## MATERIAL TO PROCESS
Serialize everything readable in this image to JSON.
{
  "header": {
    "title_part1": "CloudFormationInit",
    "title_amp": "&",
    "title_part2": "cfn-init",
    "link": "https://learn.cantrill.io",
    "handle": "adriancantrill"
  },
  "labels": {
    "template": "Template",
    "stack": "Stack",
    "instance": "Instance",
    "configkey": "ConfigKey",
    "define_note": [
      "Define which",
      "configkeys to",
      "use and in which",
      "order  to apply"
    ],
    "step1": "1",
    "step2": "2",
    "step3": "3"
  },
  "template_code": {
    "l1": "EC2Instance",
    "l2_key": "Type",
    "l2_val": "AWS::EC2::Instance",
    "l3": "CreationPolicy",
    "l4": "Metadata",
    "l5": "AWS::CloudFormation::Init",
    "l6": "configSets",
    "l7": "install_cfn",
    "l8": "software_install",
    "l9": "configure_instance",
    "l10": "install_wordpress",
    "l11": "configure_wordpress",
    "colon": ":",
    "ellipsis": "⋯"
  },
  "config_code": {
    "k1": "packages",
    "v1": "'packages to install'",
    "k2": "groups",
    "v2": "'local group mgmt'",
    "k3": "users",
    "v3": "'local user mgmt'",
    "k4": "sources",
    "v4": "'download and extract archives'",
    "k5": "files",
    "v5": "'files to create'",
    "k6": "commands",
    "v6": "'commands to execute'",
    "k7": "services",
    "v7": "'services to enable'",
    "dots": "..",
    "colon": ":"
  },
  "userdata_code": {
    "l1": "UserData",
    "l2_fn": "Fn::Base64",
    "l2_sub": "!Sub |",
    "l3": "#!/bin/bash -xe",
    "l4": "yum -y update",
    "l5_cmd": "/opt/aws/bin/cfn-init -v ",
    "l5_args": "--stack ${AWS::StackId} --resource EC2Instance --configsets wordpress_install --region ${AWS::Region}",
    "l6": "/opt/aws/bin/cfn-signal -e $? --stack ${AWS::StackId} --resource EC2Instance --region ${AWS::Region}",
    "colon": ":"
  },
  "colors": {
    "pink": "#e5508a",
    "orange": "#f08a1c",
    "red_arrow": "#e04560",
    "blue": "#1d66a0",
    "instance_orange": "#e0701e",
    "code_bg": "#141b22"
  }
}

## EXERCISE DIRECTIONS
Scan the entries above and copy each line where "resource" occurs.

## RESPONSE TO THIS EXERCISE
    "l5_args": "--stack ${AWS::StackId} --resource EC2Instance --configsets wordpress_install --region ${AWS::Region}",
    "l6": "/opt/aws/bin/cfn-signal -e $? --stack ${AWS::StackId} --resource EC2Instance --region ${AWS::Region}",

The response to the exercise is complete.